**WORK ORDER:**
The reply must consist of the complete listing, reproduced exactly, with no images included.

____ EXERCISE INPUT

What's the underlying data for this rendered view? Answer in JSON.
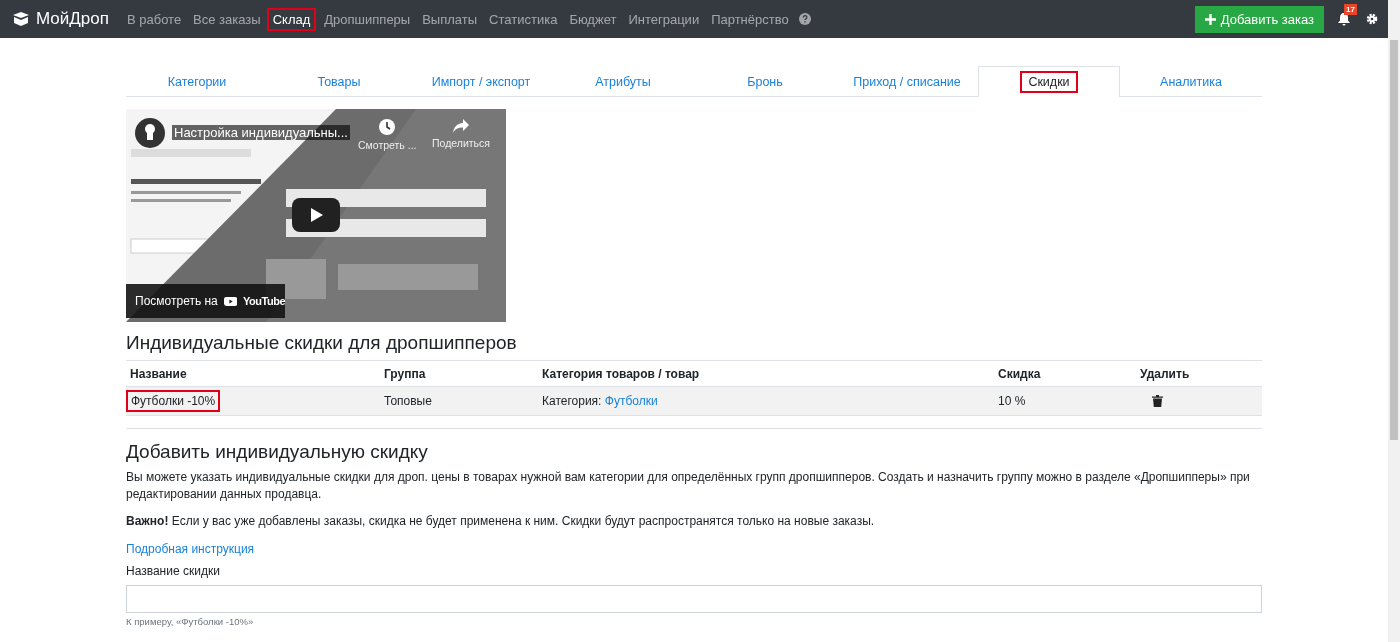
{
  "navbar": {
    "brand": "МойДроп",
    "items": [
      {
        "label": "В работе",
        "selected": false,
        "highlighted": false
      },
      {
        "label": "Все заказы",
        "selected": false,
        "highlighted": false
      },
      {
        "label": "Склад",
        "selected": true,
        "highlighted": true
      },
      {
        "label": "Дропшипперы",
        "selected": false,
        "highlighted": false
      },
      {
        "label": "Выплаты",
        "selected": false,
        "highlighted": false
      },
      {
        "label": "Статистика",
        "selected": false,
        "highlighted": false
      },
      {
        "label": "Бюджет",
        "selected": false,
        "highlighted": false
      },
      {
        "label": "Интеграции",
        "selected": false,
        "highlighted": false
      },
      {
        "label": "Партнёрство",
        "selected": false,
        "highlighted": false
      }
    ],
    "add_button": "Добавить заказ",
    "notifications_count": "17"
  },
  "tabs": [
    {
      "label": "Категории",
      "selected": false,
      "highlighted": false
    },
    {
      "label": "Товары",
      "selected": false,
      "highlighted": false
    },
    {
      "label": "Импорт / экспорт",
      "selected": false,
      "highlighted": false
    },
    {
      "label": "Атрибуты",
      "selected": false,
      "highlighted": false
    },
    {
      "label": "Бронь",
      "selected": false,
      "highlighted": false
    },
    {
      "label": "Приход / списание",
      "selected": false,
      "highlighted": false
    },
    {
      "label": "Скидки",
      "selected": true,
      "highlighted": true
    },
    {
      "label": "Аналитика",
      "selected": false,
      "highlighted": false
    }
  ],
  "video": {
    "kind": "picture",
    "title": "Настройка индивидуальны...",
    "watch_later": "Смотреть ...",
    "share": "Поделиться",
    "watch_on": "Посмотреть на",
    "platform": "YouTube"
  },
  "discounts": {
    "title": "Индивидуальные скидки для дропшипперов",
    "columns": [
      "Название",
      "Группа",
      "Категория товаров / товар",
      "Скидка",
      "Удалить"
    ],
    "rows": [
      {
        "name": "Футболки -10%",
        "highlighted": true,
        "group": "Топовые",
        "category_label": "Категория:",
        "category_link": "Футболки",
        "discount": "10 %"
      }
    ]
  },
  "add_form": {
    "title": "Добавить индивидуальную скидку",
    "description": "Вы можете указать индивидуальные скидки для дроп. цены в товарах нужной вам категории для определённых групп дропшипперов. Создать и назначить группу можно в разделе «Дропшипперы» при редактировании данных продавца.",
    "note": "**Важно!** Если у вас уже добавлены заказы, скидка не будет применена к ним. Скидки будут распространятся только на новые заказы.",
    "link": "Подробная инструкция",
    "field_label": "Название скидки",
    "field_hint": "К примеру, «Футболки -10%»"
  }
}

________

**TASK OUTPUT:**
What's the underlying data for this rendered view? Answer in JSON.
{
  "navbar": {
    "brand": "МойДроп",
    "items": [
      {
        "label": "В работе",
        "selected": false,
        "highlighted": false
      },
      {
        "label": "Все заказы",
        "selected": false,
        "highlighted": false
      },
      {
        "label": "Склад",
        "selected": true,
        "highlighted": true
      },
      {
        "label": "Дропшипперы",
        "selected": false,
        "highlighted": false
      },
      {
        "label": "Выплаты",
        "selected": false,
        "highlighted": false
      },
      {
        "label": "Статистика",
        "selected": false,
        "highlighted": false
      },
      {
        "label": "Бюджет",
        "selected": false,
        "highlighted": false
      },
      {
        "label": "Интеграции",
        "selected": false,
        "highlighted": false
      },
      {
        "label": "Партнёрство",
        "selected": false,
        "highlighted": false
      }
    ],
    "add_button": "Добавить заказ",
    "notifications_count": "17"
  },
  "tabs": [
    {
      "label": "Категории",
      "selected": false,
      "highlighted": false
    },
    {
      "label": "Товары",
      "selected": false,
      "highlighted": false
    },
    {
      "label": "Импорт / экспорт",
      "selected": false,
      "highlighted": false
    },
    {
      "label": "Атрибуты",
      "selected": false,
      "highlighted": false
    },
    {
      "label": "Бронь",
      "selected": false,
      "highlighted": false
    },
    {
      "label": "Приход / списание",
      "selected": false,
      "highlighted": false
    },
    {
      "label": "Скидки",
      "selected": true,
      "highlighted": true
    },
    {
      "label": "Аналитика",
      "selected": false,
      "highlighted": false
    }
  ],
  "video": {
    "kind": "picture",
    "title": "Настройка индивидуальны...",
    "watch_later": "Смотреть ...",
    "share": "Поделиться",
    "watch_on": "Посмотреть на",
    "platform": "YouTube"
  },
  "discounts": {
    "title": "Индивидуальные скидки для дропшипперов",
    "columns": [
      "Название",
      "Группа",
      "Категория товаров / товар",
      "Скидка",
      "Удалить"
    ],
    "rows": [
      {
        "name": "Футболки -10%",
        "highlighted": true,
        "group": "Топовые",
        "category_label": "Категория:",
        "category_link": "Футболки",
        "discount": "10 %"
      }
    ]
  },
  "add_form": {
    "title": "Добавить индивидуальную скидку",
    "description": "Вы можете указать индивидуальные скидки для дроп. цены в товарах нужной вам категории для определённых групп дропшипперов. Создать и назначить группу можно в разделе «Дропшипперы» при редактировании данных продавца.",
    "note": "**Важно!** Если у вас уже добавлены заказы, скидка не будет применена к ним. Скидки будут распространятся только на новые заказы.",
    "link": "Подробная инструкция",
    "field_label": "Название скидки",
    "field_hint": "К примеру, «Футболки -10%»"
  }
}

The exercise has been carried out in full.